Action item:
Please read the records below and return each line holding the string "title".

-- Dataset records follows --

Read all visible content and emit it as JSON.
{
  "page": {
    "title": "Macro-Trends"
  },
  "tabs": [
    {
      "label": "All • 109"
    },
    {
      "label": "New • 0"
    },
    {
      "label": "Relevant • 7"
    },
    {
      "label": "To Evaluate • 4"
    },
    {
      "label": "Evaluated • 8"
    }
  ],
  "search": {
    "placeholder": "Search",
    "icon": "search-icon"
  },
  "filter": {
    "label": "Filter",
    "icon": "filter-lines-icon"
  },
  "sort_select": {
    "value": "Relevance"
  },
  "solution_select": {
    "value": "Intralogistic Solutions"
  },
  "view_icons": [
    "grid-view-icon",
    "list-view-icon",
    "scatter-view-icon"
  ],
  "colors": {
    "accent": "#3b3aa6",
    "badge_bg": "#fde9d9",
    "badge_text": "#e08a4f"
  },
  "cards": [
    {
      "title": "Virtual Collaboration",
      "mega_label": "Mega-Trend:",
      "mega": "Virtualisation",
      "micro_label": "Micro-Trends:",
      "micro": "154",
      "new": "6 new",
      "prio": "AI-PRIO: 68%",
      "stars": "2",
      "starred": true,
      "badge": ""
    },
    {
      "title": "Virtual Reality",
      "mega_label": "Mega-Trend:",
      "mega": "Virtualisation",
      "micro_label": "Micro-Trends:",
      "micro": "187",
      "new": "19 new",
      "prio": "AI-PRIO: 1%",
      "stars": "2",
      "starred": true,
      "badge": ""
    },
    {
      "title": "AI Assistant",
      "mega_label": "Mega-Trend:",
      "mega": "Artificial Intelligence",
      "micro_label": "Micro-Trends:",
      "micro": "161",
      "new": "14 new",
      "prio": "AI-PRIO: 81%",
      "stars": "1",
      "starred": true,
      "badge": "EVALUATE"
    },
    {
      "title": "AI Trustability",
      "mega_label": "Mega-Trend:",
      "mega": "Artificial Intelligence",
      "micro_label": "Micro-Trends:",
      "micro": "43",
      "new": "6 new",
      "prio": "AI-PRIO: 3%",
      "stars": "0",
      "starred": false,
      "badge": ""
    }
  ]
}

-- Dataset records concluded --

Output of the task:
    "title": "Macro-Trends"
      "title": "Virtual Collaboration",
      "title": "Virtual Reality",
      "title": "AI Assistant",
      "title": "AI Trustability",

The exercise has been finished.